Eric's dad died when Eric was 15. They had been very close, so when his mom remarried about a year later, Eric had a hard time adjusting. His stepdad talked about how much God loved him, but Eric didn't want to hear it... just like he didn't want to hear the stranger in the school assembly say things get better; that suicide isn't any answer. Eric had lived through three years of anger, pain, and emptiness looking for better. It didn't exist.
Should we really turn the other cheek in every circumstance?
One of the most difficult applications of Matthew 5:38-42 is in the area of husband and wife battering. What is the Christian response to this problem? This passage states: "You have heard that it was said, 'An eye for an eye and a tooth for a tooth,' but I tell you, Do not resist an evil person. If someone strikes you on the right cheek, turn to him the other also." Does that mean the one who is battered is not to resist, and provide a fresh target every time the abuser wants one? What is the most appropriate response? With the entire teaching and principles of "Responding to an Evil Person" in mind, the following is an attempt to apply that teaching to this tragic problem in many homes. These verses do not give the total response, so we will have to compare Scripture with Scripture to arrive at an answer.

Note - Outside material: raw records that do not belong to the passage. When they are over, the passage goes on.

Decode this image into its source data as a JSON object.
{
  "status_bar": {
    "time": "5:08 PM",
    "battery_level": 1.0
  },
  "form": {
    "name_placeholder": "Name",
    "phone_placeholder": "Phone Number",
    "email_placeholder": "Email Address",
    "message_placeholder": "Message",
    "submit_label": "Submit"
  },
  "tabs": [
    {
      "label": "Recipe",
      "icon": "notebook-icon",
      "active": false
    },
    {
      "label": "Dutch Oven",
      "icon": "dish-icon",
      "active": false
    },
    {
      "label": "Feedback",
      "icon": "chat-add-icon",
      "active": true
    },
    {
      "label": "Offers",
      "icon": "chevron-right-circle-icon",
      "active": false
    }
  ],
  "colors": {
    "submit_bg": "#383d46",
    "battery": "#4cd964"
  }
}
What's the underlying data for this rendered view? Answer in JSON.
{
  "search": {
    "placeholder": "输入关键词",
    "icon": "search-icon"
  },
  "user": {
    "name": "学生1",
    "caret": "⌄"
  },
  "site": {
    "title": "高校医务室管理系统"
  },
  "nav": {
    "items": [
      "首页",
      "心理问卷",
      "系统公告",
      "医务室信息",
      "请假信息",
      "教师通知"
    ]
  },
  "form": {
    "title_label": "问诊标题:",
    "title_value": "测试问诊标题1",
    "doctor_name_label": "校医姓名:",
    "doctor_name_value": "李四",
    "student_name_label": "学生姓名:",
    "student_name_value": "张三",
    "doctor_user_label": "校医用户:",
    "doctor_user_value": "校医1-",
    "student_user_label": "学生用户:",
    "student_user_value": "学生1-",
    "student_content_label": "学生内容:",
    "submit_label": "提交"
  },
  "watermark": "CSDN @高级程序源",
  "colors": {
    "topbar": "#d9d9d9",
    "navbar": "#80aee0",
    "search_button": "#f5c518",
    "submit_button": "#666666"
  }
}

Here are general guidelines.
Question: You have asked me to reflect a little bit about shyness and how you might help a coworker who is extremely shy. I am asked about this subject frequently, as people know there was a time in my life when I was very shy. Since that time, I have discovered shyness is not a negative thing. One can be born with a certain genetic predisposition to shyness, and there are environmental factors and modeling by parents and peers that can also affect a person's self-esteem and shyness. Beyond those factors, however, there is something surprising about shyness that most people do not understand.
When a person's rights are violated, it's all too common to respond in retaliation. The Pharisees of Christ's day, for instance, were so bent on revenge that they sidestepped the clear teaching of the law and took the administration of justice out of the courts and into their own hands. They saw it as a matter of right and duty to personally take an eye for an eye and a tooth for a tooth and, in some, cases go beyond that.